Prompt:
Give the number of lines in the records below that include the word "folder", and add nothing to it.

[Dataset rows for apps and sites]
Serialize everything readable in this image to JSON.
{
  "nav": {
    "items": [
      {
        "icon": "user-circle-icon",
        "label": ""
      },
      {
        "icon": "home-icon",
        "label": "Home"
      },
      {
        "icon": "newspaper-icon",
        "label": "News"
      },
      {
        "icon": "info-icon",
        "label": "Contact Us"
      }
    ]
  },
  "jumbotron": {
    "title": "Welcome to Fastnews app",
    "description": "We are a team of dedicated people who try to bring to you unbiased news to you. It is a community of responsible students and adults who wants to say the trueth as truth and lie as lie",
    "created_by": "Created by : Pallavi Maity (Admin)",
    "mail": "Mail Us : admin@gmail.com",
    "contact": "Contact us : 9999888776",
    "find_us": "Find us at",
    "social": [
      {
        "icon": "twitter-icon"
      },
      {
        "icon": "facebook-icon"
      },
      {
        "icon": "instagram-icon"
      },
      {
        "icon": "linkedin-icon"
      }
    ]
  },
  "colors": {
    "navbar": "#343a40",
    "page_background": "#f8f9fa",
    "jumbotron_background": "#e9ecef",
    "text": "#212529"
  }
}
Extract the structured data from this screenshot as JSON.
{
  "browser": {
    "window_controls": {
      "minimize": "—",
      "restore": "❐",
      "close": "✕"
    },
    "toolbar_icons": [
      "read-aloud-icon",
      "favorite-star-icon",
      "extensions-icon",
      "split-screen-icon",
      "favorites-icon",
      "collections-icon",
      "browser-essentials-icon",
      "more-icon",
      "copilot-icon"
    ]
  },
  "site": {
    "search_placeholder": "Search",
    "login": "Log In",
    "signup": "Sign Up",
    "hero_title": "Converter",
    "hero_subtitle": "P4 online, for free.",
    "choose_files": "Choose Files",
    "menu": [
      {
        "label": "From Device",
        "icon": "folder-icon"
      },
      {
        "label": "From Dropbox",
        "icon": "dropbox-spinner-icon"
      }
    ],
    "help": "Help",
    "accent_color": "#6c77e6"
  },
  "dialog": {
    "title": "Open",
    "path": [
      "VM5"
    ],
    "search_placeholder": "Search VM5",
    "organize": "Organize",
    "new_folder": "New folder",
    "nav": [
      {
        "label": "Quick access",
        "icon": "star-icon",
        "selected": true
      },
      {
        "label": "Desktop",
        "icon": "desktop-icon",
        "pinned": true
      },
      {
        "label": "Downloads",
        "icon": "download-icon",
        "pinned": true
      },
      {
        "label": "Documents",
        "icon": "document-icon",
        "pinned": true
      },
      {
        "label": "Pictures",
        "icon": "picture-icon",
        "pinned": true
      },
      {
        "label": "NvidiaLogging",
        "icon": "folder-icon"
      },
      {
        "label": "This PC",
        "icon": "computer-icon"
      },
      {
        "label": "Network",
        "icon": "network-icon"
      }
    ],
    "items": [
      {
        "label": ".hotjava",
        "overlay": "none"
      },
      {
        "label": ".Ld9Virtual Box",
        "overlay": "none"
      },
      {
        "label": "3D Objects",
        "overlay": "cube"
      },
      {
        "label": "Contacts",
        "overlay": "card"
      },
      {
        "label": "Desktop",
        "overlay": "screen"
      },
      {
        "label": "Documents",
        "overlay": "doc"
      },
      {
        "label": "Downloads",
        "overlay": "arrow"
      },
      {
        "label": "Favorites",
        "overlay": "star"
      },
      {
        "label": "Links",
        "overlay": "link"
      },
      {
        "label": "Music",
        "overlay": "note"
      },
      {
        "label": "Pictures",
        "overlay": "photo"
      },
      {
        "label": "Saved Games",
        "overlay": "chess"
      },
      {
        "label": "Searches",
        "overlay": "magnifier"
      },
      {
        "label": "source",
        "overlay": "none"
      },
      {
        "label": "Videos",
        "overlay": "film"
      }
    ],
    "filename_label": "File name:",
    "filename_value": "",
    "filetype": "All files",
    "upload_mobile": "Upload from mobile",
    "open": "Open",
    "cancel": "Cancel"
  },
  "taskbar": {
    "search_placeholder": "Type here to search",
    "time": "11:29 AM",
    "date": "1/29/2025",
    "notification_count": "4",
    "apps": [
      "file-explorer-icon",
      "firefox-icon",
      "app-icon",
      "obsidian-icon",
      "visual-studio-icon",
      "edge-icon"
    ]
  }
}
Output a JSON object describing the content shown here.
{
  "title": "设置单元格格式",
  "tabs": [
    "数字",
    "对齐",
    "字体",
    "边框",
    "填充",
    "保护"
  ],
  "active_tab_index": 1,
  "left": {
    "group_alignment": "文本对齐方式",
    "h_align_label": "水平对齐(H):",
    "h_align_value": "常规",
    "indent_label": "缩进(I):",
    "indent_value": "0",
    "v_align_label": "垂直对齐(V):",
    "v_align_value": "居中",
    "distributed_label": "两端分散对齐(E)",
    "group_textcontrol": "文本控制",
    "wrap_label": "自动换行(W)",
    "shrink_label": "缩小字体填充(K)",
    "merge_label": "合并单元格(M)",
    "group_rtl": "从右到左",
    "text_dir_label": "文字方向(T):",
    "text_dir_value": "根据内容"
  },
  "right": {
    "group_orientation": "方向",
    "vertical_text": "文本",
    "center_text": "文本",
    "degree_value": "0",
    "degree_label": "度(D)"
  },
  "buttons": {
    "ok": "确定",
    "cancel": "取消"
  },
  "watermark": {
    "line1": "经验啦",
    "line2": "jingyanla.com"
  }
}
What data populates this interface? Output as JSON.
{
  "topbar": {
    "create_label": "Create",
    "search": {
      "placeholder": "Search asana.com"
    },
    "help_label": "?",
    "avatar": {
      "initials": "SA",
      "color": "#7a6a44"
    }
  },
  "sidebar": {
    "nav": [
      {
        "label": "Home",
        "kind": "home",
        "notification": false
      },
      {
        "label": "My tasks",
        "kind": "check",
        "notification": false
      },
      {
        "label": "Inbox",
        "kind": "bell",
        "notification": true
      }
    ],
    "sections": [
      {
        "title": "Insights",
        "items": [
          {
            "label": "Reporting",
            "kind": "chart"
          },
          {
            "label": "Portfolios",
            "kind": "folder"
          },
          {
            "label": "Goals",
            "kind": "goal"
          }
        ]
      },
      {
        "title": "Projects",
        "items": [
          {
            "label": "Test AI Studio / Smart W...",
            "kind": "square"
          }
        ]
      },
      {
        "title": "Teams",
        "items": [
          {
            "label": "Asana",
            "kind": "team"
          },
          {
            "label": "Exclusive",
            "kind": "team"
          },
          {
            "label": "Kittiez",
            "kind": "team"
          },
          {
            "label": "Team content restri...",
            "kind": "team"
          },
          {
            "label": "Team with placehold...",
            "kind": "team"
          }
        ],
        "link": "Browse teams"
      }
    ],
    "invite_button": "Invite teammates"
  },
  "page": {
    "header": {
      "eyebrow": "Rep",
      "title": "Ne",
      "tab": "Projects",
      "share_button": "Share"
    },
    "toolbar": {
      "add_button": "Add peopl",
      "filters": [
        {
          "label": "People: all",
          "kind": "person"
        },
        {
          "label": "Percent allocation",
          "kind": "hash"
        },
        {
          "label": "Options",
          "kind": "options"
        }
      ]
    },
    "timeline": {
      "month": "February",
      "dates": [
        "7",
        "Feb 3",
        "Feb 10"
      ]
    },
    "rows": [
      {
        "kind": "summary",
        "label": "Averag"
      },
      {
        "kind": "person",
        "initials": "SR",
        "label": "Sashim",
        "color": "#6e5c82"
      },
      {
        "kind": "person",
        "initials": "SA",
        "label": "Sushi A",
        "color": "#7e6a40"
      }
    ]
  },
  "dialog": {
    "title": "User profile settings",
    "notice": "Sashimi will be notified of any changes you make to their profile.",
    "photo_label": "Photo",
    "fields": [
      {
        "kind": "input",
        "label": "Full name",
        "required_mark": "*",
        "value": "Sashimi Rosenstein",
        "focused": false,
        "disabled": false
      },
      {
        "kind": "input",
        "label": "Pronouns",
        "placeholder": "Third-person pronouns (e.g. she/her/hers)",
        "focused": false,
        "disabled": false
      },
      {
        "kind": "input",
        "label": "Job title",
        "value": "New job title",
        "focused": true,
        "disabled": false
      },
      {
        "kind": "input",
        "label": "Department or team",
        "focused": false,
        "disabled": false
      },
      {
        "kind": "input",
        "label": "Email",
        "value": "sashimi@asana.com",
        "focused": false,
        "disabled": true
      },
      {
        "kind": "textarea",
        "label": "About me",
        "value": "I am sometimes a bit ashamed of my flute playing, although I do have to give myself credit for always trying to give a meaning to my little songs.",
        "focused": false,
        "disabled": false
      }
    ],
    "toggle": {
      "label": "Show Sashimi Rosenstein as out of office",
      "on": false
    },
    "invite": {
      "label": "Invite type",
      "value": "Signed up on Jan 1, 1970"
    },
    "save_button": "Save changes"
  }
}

Answer to this problem:
4